REQUIRED ACTION
Return only those lines of the records below in which "valor" appears.

Data excerpts
#####

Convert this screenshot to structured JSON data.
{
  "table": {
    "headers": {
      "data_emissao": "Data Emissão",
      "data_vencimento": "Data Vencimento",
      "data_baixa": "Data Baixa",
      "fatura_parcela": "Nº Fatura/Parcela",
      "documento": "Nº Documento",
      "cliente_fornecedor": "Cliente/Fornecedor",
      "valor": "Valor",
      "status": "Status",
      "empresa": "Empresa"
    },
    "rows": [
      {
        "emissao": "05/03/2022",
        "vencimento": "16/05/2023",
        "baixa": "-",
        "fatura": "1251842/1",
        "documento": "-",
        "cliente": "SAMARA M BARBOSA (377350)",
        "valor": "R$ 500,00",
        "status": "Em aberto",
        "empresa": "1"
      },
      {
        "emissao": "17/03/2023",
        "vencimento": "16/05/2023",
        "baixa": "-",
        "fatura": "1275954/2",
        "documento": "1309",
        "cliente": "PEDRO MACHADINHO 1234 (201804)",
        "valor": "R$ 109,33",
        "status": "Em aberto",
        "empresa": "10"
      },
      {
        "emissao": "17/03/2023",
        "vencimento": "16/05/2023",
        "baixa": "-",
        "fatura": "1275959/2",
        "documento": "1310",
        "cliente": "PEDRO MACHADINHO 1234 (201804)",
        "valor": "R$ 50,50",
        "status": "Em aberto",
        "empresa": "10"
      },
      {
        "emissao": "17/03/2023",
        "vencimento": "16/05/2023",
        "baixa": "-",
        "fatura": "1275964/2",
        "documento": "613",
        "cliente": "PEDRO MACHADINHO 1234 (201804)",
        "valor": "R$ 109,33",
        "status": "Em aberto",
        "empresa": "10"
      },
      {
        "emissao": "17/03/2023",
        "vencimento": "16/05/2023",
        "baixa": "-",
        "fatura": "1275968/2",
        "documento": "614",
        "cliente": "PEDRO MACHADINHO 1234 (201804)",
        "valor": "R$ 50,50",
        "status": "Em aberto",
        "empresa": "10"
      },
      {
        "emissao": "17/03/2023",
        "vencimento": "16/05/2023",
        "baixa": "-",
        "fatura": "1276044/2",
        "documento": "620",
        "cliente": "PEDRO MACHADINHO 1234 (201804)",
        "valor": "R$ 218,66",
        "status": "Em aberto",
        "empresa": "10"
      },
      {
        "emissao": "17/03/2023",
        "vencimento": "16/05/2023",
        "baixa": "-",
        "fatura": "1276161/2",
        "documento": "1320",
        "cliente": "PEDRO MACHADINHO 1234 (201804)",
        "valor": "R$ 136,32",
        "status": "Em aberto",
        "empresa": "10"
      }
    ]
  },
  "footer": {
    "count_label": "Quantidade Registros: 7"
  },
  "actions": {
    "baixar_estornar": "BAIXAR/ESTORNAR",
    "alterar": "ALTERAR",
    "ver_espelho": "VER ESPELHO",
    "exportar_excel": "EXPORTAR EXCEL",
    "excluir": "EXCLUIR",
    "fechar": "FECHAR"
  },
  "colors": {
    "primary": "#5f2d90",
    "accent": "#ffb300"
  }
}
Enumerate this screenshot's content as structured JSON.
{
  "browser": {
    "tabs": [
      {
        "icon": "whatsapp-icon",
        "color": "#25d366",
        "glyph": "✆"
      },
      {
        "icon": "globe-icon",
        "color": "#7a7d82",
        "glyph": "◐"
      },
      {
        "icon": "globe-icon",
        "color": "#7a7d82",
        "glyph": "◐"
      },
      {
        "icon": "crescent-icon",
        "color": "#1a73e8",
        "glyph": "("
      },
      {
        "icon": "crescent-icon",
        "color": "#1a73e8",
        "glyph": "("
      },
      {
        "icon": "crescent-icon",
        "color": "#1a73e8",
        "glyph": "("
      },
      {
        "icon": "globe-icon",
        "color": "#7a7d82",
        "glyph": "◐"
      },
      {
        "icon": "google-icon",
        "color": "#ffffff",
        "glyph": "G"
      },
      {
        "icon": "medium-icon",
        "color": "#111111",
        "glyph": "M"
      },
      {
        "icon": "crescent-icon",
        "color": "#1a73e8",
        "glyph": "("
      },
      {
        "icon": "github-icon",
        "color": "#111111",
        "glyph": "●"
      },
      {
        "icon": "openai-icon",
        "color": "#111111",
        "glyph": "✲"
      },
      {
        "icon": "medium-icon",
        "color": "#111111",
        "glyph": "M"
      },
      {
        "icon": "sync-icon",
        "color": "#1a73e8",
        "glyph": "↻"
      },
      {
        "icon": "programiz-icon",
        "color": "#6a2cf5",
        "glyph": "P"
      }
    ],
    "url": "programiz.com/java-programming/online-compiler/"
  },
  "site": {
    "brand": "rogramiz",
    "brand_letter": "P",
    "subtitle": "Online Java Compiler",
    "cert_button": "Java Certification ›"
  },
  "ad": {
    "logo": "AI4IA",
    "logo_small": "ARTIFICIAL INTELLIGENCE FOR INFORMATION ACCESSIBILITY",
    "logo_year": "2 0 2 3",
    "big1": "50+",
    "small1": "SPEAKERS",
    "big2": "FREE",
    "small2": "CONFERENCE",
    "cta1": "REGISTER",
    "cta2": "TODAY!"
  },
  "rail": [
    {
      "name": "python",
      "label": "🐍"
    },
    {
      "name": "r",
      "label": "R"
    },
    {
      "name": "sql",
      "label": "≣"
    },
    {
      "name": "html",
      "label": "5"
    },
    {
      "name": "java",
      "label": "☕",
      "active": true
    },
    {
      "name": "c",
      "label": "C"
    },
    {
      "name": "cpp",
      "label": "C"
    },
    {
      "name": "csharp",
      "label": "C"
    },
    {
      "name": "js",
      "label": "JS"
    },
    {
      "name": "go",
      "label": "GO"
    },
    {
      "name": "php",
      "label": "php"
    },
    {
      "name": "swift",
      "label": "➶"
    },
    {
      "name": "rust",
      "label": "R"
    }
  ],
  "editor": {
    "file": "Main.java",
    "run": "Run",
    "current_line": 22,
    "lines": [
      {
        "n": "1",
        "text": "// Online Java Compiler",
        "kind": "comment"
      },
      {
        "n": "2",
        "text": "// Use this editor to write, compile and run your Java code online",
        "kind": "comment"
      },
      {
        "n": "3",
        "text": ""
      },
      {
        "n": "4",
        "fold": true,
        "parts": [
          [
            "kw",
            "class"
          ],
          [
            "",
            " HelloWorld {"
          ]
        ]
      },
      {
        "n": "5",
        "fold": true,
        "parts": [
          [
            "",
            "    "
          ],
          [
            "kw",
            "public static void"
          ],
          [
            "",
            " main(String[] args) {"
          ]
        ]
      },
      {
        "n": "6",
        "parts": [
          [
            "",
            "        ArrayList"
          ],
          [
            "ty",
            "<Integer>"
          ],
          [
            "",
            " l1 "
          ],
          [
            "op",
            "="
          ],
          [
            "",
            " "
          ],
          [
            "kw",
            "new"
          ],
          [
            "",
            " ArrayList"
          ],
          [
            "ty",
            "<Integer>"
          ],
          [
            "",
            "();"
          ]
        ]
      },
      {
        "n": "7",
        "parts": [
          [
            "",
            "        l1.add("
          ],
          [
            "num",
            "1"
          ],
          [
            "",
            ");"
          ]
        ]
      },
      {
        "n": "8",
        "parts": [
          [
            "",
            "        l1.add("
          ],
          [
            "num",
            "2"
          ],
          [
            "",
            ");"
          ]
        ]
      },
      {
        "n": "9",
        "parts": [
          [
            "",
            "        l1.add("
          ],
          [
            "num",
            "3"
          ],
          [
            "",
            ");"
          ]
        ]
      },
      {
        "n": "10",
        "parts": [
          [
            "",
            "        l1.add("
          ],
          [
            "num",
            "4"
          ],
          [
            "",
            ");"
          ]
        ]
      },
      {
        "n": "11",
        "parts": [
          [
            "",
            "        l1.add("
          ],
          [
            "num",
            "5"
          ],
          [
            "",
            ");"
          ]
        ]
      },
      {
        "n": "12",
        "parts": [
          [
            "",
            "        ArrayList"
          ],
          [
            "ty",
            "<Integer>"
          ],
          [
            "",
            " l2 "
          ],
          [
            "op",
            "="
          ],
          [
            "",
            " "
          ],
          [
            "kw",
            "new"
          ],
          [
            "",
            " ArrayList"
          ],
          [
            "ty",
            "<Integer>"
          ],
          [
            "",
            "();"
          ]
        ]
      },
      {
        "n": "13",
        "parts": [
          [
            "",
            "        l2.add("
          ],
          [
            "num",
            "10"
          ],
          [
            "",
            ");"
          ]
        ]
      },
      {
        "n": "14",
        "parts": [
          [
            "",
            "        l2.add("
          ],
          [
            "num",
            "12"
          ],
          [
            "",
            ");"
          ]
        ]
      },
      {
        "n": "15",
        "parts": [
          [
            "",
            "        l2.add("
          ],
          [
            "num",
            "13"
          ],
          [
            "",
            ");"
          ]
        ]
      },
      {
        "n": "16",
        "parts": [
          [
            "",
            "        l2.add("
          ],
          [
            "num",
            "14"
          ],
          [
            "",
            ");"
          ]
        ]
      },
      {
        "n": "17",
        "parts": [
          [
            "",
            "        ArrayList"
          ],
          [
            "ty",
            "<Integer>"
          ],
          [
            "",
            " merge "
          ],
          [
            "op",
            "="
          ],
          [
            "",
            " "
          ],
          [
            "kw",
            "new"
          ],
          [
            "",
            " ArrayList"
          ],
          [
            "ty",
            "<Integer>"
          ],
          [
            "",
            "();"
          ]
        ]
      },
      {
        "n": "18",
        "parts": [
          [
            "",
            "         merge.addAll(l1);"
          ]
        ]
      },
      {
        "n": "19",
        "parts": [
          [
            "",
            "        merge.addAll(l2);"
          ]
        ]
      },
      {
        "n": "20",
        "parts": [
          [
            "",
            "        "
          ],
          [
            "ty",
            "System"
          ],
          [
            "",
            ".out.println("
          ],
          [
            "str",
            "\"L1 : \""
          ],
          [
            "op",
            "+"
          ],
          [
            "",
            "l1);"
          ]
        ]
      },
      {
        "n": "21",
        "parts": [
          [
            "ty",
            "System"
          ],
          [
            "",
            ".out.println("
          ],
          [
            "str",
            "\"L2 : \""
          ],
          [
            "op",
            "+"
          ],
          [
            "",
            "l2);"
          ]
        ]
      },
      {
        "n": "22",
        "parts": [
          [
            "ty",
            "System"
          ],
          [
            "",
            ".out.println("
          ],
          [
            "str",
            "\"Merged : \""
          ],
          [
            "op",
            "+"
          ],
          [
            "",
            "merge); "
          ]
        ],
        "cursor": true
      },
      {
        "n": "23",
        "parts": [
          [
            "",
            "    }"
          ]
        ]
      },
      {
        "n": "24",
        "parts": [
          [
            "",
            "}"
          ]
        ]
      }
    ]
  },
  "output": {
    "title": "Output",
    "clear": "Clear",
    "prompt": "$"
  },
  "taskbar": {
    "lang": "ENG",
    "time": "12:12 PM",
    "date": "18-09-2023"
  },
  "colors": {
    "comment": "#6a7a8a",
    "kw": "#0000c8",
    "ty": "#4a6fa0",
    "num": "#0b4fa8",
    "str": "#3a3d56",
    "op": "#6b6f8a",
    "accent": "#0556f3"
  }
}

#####

SOLUTION TO THE PROBLEM
      "valor": "Valor",
        "valor": "R$ 500,00",
        "valor": "R$ 109,33",
        "valor": "R$ 50,50",
        "valor": "R$ 109,33",
        "valor": "R$ 50,50",
        "valor": "R$ 218,66",
        "valor": "R$ 136,32",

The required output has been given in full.